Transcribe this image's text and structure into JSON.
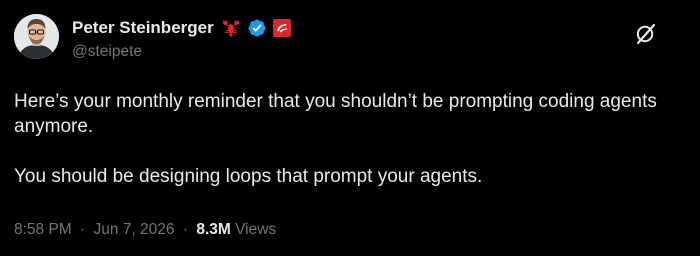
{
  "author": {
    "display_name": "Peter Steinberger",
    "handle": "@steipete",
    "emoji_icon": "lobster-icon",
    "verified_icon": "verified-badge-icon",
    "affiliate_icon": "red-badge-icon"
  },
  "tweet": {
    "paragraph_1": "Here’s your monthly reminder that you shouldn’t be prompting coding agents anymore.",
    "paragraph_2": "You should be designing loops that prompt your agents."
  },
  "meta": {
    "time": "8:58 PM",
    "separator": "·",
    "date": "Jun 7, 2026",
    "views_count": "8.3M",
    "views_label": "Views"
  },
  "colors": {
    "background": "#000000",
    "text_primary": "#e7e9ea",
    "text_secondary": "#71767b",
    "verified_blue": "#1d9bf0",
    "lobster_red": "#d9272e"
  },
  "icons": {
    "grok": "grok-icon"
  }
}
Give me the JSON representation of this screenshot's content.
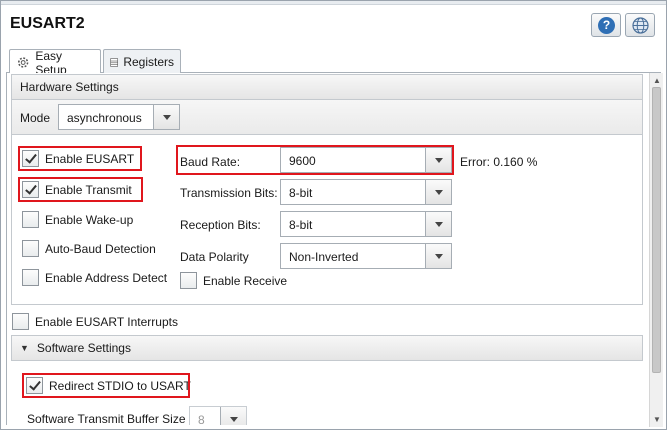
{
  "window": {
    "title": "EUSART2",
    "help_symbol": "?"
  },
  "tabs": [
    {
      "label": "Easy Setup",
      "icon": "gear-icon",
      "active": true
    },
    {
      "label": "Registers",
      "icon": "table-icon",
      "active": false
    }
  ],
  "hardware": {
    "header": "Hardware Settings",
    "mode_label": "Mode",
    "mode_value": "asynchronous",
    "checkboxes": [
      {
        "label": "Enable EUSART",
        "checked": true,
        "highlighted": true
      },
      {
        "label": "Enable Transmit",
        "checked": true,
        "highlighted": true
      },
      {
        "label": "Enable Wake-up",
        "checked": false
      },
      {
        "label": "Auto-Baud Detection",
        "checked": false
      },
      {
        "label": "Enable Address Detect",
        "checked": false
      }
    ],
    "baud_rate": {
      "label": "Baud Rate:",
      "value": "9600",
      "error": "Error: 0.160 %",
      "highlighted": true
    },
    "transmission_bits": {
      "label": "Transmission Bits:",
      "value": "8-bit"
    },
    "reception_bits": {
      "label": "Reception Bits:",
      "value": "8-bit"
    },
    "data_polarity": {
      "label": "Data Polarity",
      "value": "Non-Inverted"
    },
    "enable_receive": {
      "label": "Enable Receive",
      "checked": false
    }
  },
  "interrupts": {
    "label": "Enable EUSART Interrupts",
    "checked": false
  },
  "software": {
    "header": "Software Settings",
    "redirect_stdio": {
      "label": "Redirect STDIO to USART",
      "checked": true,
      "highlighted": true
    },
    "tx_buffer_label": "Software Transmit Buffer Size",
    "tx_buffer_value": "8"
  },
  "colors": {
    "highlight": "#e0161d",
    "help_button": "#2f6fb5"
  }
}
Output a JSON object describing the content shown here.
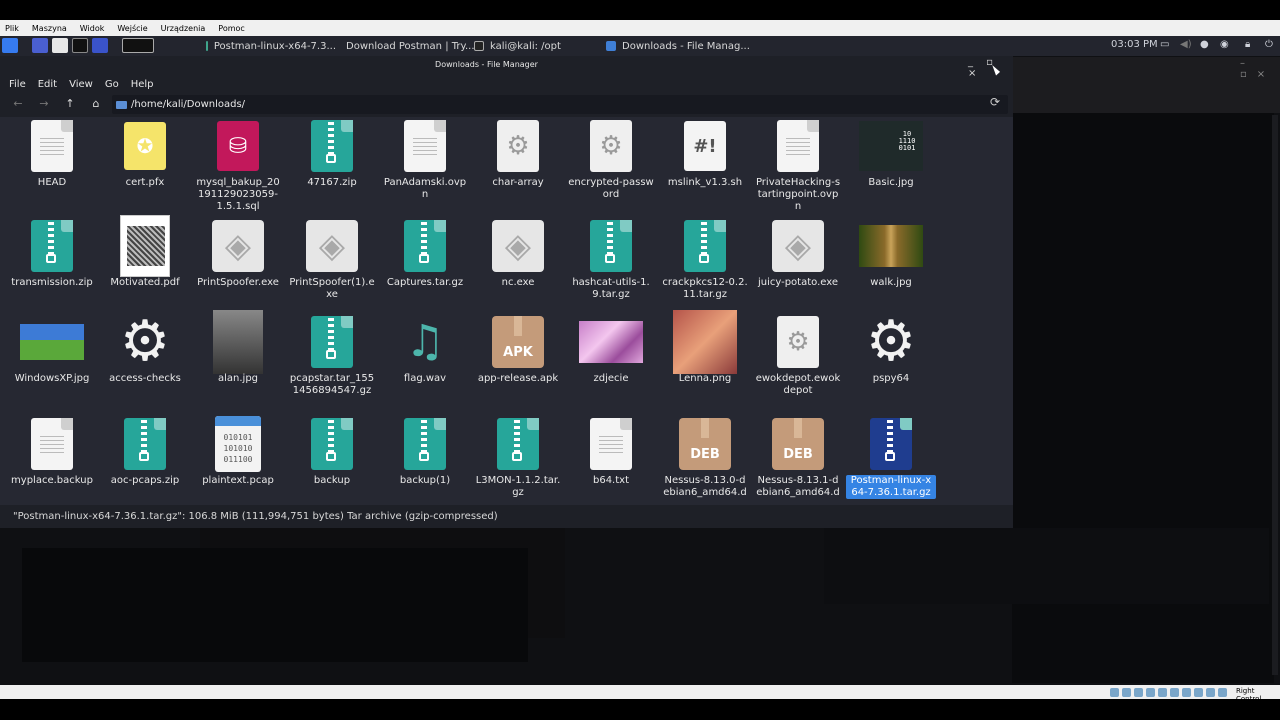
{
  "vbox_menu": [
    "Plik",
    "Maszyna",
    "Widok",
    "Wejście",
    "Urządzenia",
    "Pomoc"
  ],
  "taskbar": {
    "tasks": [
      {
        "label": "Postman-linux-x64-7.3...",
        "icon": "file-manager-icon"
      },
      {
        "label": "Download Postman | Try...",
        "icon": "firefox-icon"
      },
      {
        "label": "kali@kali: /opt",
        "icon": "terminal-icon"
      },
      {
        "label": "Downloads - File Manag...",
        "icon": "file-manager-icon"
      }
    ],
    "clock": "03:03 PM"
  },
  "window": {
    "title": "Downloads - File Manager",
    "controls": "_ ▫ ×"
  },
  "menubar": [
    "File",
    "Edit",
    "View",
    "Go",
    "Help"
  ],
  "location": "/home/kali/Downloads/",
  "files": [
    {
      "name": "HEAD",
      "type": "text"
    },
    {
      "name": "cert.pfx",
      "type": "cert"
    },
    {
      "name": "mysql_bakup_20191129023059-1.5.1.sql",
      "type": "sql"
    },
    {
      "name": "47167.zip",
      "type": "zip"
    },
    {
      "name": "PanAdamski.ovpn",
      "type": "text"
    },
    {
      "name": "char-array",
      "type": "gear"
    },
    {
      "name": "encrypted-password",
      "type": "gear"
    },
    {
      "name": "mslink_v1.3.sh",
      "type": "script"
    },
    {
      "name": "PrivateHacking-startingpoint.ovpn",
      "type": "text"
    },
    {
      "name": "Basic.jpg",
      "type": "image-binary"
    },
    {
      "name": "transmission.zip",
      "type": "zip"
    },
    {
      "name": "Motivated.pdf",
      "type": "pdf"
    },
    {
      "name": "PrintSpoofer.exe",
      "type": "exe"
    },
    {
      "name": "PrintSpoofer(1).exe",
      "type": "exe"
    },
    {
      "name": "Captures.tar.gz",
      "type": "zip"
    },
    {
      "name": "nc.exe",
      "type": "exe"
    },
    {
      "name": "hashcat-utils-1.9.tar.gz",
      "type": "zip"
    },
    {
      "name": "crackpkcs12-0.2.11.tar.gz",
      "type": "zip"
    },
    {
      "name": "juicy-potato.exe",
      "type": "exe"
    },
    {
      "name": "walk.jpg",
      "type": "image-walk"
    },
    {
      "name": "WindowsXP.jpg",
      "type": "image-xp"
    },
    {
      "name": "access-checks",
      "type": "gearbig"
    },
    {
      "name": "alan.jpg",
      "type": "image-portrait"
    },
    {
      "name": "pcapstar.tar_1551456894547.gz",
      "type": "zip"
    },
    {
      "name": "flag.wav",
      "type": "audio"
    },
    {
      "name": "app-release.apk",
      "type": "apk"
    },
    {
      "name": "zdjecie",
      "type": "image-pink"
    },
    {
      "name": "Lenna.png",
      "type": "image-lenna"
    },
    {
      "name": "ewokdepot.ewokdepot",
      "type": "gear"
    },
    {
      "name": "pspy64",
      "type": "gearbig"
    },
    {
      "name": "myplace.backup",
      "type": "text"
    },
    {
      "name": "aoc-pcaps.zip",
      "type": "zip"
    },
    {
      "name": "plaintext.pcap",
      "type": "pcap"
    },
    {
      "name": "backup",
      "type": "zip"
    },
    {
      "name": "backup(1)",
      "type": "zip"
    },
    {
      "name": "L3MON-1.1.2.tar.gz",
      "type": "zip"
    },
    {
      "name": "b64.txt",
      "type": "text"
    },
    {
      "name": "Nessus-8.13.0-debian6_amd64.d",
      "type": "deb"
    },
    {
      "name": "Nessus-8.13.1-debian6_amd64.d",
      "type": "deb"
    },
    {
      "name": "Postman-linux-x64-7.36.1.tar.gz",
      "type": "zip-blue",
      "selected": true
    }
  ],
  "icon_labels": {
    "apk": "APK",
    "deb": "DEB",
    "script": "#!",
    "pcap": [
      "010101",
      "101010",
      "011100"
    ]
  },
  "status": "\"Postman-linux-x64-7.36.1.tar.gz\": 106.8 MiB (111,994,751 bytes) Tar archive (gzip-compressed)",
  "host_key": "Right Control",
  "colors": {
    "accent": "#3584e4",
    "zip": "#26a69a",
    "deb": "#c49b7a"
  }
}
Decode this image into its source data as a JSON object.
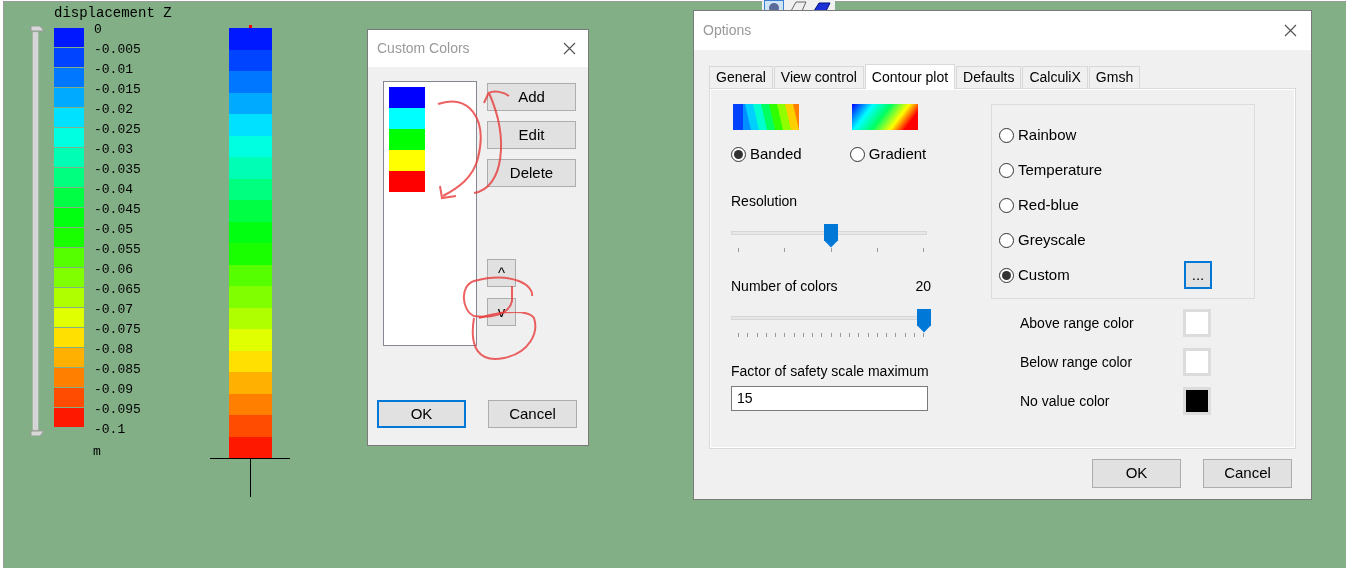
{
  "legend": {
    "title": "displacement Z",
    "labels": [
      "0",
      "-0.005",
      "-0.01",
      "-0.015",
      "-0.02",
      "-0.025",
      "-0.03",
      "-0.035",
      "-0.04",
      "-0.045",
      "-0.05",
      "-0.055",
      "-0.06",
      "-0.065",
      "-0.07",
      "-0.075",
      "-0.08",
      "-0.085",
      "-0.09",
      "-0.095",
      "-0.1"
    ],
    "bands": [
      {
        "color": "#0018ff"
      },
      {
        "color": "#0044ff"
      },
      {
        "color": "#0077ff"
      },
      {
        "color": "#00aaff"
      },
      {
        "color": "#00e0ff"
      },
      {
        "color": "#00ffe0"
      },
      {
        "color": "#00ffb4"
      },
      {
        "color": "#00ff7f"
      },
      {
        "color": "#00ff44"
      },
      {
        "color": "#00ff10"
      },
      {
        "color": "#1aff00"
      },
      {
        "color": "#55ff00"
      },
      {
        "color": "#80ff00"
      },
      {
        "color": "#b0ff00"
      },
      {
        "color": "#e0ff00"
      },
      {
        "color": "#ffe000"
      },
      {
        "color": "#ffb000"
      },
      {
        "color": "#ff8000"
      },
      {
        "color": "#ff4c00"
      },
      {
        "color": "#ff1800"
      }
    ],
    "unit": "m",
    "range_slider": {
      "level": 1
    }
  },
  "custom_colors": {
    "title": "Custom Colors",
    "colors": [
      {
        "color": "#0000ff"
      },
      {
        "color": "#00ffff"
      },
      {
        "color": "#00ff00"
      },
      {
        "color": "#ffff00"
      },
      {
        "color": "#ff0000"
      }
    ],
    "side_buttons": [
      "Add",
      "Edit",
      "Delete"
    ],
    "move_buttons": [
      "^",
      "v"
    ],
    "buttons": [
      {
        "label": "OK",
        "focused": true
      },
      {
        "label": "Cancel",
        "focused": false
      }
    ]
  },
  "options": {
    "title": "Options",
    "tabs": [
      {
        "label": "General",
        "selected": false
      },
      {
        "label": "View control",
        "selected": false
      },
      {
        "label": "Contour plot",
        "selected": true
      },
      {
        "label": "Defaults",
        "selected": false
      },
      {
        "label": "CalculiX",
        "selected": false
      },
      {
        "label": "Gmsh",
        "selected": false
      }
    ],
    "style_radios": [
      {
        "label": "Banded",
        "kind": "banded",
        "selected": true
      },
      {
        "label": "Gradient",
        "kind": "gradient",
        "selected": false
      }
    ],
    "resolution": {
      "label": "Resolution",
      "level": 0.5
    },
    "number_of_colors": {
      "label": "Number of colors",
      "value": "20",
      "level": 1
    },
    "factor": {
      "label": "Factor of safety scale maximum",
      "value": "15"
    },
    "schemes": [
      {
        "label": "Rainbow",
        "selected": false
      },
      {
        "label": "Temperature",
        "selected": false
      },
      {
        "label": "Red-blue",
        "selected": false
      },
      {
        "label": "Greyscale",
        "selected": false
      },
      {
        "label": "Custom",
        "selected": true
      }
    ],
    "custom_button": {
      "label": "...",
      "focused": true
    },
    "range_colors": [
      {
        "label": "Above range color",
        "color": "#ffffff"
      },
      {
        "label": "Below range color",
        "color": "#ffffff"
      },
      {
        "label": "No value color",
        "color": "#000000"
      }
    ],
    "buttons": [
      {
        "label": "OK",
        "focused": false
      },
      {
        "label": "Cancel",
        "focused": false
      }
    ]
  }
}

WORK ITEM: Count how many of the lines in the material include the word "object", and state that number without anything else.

EXERCISE ANSWER: 2